Children involved in court cases in Grundy County will now have an advocate on their side.

In December, the first volunteer for the newly formed CASA of River Valley, which will service Grundy County children, was sworn in during a special ceremony at the Grundy County Courthouse.

CASA stands for “Court Appointed Special Advocates,” a national children’s advocacy program comprised of volunteers who become court officers, working with judges in cases involving abused or neglected children.

Rita Facchina, executive director of CASA of Will County, said the newly formed CASA of River Valley will fill an important need in Grundy.

“We looked at this area for years and had observed that there wasn’t a CASA program in this area,” Facchina said. “Now that we’ve established our program in Will County, we thought that this would be the perfect opportunity to help the kids of Grundy County, as well.”

Facchina said in Will County, there are about 110 CASA volunteers. While Grundy County is smaller, there is still plenty of need to fill, she added.

“We anticipate that there are approximately 20 kids in need in Grundy County, so over the next few years we anticipate to fill that need,” she said.

Facchina said volunteers with CASA of River Valley will fulfill the mission of CASA – court advocacy for children in need.

“Children who have been abused and neglected, we understand after we established ourselves in Will County the importance that these kids have one constant in their life to help them navigate the juvenile court system so that they can find their forever and safe home,” Facchina said. “Every child has the right to live in a safe and permanent environment. So, as we have established ourselves in Will County, we thought this was an opportunity to help more children in the state of Illinois find the same permanency.”

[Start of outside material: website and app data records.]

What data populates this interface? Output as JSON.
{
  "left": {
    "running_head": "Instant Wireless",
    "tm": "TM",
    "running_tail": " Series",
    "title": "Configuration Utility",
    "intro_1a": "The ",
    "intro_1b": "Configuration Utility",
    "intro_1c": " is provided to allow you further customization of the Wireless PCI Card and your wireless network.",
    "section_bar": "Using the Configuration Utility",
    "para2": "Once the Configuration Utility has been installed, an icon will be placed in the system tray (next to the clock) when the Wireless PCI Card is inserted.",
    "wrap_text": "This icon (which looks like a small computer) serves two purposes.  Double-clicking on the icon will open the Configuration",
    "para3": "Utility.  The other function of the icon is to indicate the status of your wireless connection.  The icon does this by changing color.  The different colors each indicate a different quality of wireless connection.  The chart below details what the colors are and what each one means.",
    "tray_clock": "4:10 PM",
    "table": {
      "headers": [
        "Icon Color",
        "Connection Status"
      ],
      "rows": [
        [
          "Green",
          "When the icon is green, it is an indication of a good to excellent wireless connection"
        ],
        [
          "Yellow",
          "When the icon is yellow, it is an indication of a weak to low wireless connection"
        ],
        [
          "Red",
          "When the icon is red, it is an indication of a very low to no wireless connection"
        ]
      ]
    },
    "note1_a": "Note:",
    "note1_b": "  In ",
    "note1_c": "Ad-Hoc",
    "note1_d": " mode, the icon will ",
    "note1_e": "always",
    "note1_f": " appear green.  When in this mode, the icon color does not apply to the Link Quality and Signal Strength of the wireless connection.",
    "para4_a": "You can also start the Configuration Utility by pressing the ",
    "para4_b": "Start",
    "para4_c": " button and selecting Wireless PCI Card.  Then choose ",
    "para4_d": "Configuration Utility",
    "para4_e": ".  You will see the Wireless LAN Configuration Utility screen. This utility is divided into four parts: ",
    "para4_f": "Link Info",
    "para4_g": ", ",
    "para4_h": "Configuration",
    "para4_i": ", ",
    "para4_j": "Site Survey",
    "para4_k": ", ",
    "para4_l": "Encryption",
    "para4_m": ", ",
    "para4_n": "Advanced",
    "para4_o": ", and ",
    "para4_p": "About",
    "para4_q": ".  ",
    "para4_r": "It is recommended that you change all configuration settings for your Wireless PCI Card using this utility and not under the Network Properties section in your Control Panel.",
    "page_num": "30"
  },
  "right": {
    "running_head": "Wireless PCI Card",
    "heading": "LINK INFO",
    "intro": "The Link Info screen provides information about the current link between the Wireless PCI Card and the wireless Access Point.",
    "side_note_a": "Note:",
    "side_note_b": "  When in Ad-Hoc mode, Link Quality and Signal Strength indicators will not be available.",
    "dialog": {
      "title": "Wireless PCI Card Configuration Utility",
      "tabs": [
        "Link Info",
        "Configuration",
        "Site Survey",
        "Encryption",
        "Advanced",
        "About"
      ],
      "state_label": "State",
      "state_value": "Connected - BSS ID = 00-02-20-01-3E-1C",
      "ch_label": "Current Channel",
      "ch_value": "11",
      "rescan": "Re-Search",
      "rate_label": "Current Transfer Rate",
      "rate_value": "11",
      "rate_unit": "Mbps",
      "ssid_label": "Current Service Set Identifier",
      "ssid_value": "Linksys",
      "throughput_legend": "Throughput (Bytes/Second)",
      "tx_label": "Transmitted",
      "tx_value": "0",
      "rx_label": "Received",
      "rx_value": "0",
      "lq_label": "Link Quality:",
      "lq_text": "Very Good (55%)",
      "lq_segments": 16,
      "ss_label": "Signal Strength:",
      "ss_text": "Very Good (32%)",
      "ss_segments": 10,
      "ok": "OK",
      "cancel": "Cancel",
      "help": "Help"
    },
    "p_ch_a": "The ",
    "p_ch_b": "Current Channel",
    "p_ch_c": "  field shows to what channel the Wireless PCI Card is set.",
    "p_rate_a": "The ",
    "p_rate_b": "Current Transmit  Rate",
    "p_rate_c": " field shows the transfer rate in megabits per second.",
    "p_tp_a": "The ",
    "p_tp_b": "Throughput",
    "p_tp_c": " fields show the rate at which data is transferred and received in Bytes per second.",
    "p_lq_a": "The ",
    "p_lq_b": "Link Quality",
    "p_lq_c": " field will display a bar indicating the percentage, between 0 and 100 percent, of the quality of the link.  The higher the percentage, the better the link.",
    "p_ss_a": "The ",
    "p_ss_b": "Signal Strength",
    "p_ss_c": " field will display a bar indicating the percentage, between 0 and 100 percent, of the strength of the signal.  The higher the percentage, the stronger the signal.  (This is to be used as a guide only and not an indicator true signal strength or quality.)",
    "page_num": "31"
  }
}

CASA’s first volunteer in Grundy County, Amy, was sworn in on Dec. 19. Amy said for her, volunteering was all about giving children a chance.

“Everyone has a why. Mine is the children, they need someone who can look out for them and be their voice,” she said.

In order to become an advocate, a volunteer must be at least 25 years of age, pass a background check and attend 30 hours of training over the course of two weeks. Training sessions take place in January, April, July and October, according to CASA of River Valley. The organization asks volunteers to commit to two years of service.

Advocates must occasionally attend some of the court hearings related to their case. Advocates generally are only assigned to one case at a time, although one case could involve multiple siblings.

As of Jan. 2, information on how to volunteer can be found on the website,

The roots of CASA trace to 1976, when Seattle juvenile court judge David W. Soukup had insufficient information to make a life-changing decision for a 3-year-old girl who had suffered abuse.

That’s where the idea began: To provide trained volunteers in court for children who had experienced abuse or neglect, to speak up for their best interests.

Judge Soukup started the first CASA in Seattle in 1977, and the program expanded nationally by 1982.

The expansion of CASA into Grundy County was made possible in part by a $20,000 donation from the Community Foundation of Grundy County, Gerald D. Abel Endowment.

*Editor’s note — the full names of CASA volunteers are not made available to the public.